Cleidocranial dysplasia (CCD) is a condition that primarily affects the development of the bones and teeth. Characteristic features include underdeveloped or absent collarbones (clavicles); dental abnormalities; and delayed closing of the spaces between the skull bones (fontanels).
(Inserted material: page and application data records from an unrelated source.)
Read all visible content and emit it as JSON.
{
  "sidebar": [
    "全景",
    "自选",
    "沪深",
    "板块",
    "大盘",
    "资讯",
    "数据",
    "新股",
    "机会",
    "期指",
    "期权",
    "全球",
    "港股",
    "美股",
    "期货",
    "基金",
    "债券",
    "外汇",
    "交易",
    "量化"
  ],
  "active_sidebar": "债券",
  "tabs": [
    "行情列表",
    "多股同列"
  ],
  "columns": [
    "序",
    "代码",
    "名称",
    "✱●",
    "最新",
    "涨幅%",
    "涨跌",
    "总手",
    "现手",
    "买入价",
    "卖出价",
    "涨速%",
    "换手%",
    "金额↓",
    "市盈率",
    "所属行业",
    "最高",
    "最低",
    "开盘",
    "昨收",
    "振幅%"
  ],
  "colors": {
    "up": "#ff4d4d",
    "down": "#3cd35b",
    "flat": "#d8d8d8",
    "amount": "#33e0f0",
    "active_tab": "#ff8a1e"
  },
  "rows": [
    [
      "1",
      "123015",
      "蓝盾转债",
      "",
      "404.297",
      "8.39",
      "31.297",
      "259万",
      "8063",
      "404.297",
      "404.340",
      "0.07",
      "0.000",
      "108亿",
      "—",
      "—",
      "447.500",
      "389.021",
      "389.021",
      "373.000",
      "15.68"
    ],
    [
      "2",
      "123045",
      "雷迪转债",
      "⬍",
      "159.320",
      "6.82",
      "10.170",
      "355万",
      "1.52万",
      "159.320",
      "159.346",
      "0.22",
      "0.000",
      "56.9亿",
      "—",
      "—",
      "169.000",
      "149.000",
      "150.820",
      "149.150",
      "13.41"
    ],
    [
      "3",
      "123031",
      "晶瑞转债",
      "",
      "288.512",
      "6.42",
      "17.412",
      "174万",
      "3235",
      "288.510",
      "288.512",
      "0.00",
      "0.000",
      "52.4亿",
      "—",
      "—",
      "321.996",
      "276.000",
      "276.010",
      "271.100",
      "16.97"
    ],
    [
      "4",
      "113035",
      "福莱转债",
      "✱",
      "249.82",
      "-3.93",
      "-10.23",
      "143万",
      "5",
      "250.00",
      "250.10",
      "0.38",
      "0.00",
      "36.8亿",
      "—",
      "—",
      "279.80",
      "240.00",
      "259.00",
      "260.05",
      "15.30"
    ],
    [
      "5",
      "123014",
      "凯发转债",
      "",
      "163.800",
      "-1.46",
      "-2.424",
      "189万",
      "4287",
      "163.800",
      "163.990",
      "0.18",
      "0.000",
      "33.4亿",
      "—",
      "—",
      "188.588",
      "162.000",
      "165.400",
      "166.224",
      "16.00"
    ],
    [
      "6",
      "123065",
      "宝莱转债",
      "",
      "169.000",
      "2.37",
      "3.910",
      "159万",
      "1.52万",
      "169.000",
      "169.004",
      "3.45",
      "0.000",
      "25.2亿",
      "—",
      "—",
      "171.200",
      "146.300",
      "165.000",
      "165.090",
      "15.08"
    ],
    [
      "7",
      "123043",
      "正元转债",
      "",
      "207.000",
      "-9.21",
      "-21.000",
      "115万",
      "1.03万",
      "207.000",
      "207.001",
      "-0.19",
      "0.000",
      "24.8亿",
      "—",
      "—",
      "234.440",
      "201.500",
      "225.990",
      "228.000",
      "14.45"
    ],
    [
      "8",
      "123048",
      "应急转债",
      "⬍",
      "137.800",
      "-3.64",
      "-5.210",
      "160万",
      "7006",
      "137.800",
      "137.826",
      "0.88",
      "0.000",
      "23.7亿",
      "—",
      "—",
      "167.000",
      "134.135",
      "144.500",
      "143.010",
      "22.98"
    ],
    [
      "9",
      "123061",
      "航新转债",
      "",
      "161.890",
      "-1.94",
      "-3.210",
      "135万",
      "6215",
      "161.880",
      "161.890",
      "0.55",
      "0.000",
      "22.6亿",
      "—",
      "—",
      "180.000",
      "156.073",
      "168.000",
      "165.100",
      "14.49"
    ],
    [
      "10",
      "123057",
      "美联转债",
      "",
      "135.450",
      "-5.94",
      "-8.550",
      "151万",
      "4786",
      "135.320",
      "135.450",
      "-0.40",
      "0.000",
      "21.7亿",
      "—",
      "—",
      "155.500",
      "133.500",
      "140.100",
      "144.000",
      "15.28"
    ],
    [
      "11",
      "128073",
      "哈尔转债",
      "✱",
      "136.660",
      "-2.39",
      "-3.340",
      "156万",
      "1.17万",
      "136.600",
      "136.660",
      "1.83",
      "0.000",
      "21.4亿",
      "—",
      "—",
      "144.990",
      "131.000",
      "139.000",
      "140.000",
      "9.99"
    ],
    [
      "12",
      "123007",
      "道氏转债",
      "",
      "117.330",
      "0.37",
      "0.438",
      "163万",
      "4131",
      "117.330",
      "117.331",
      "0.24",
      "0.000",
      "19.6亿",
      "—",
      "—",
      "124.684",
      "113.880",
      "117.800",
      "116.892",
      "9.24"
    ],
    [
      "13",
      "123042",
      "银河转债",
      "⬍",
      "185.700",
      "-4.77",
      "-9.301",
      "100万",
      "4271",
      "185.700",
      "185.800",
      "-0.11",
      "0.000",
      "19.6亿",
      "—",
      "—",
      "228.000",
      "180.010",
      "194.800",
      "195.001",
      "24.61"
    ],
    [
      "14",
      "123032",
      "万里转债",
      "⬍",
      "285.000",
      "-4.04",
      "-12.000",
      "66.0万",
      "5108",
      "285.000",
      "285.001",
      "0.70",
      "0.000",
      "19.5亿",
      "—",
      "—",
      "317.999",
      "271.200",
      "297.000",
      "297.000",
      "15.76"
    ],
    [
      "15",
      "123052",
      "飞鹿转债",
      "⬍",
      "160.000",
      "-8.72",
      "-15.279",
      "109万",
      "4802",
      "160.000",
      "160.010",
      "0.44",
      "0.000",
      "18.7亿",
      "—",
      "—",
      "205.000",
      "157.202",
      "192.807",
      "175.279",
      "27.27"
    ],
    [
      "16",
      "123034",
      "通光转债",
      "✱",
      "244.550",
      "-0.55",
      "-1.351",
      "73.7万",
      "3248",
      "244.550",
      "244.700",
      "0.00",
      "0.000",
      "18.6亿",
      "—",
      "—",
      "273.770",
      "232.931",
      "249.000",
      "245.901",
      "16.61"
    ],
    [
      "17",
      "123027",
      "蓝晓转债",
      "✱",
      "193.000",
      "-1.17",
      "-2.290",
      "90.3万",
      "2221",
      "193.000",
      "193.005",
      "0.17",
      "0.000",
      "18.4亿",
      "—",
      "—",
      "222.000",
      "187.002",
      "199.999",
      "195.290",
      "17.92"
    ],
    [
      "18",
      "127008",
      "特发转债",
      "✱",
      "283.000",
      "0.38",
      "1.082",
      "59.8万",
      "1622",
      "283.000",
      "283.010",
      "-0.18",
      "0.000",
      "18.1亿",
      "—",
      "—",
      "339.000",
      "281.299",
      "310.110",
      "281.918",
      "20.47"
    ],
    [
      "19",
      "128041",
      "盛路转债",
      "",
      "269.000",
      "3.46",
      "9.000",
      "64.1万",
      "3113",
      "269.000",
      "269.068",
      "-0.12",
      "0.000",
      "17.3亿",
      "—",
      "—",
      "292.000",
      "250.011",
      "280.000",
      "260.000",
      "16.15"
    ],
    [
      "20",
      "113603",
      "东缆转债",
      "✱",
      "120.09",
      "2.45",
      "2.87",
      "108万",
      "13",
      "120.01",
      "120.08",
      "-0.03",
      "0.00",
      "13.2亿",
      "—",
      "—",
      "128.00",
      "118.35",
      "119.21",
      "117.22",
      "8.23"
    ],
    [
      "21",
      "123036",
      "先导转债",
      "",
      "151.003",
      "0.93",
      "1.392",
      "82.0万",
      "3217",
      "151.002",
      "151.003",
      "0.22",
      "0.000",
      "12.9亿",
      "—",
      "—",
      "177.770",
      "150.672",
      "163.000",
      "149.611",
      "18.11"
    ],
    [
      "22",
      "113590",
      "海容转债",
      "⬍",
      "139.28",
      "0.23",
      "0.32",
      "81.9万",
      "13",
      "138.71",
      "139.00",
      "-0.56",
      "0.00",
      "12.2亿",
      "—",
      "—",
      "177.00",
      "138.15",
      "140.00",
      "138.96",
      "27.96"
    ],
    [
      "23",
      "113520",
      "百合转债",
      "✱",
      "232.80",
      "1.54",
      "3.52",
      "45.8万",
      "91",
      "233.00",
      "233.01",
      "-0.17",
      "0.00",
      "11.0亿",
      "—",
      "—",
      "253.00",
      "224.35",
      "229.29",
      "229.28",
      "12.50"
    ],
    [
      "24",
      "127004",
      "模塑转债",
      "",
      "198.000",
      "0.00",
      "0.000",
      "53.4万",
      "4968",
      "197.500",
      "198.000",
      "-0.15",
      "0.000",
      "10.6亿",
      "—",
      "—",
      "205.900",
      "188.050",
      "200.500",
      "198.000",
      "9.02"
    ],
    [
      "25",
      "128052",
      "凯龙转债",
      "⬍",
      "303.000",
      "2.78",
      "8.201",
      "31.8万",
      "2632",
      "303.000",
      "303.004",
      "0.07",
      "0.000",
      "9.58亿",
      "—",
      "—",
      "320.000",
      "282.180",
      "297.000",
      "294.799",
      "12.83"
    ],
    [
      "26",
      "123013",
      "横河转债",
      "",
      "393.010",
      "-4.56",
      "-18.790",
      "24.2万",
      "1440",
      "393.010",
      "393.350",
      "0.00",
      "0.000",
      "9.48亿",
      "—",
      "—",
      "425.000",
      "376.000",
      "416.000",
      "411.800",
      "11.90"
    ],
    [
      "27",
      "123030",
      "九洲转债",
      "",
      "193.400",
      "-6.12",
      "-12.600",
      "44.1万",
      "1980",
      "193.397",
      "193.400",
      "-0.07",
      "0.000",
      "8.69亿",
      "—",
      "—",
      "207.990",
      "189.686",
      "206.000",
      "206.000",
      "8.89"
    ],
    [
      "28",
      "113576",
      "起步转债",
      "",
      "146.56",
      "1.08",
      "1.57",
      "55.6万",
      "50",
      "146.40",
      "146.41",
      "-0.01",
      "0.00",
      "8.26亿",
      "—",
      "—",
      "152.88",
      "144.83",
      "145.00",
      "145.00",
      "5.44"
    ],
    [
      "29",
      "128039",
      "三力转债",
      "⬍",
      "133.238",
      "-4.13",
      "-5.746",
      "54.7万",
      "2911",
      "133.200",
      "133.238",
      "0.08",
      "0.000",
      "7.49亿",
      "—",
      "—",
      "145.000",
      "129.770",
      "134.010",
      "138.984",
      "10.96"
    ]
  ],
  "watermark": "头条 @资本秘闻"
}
CCD is a very rare disorder that is apparent at birth and affects males and females in equal numbers. Approximately 1,000 cases of this disorder have been reported in the medical literature. The birth prevalence is approximately 1 in 1 million. In my 35 years of practice, I have had the opportunity to treat one patient with Cleidocranial Dysplasia. The patient that I had treated previously presented with only six teeth. Four upper teeth and two lower teeth. His (multiple) teeth were extracted prior to his arrival at my office some thirty years back. He presented wearing upper and lower partials that were uncomfortable, unsightly and ill fitting. He was restored eight years ago with implants that enabled me to give him “fixed” teeth that are not removable. Today’s prosthodontist’s treat CCD differently, the profession attempts to erupt as many natural teeth as possible. Recently, I have started treatment on my second case as evidenced in the x-ray that shows multiple extra teeth.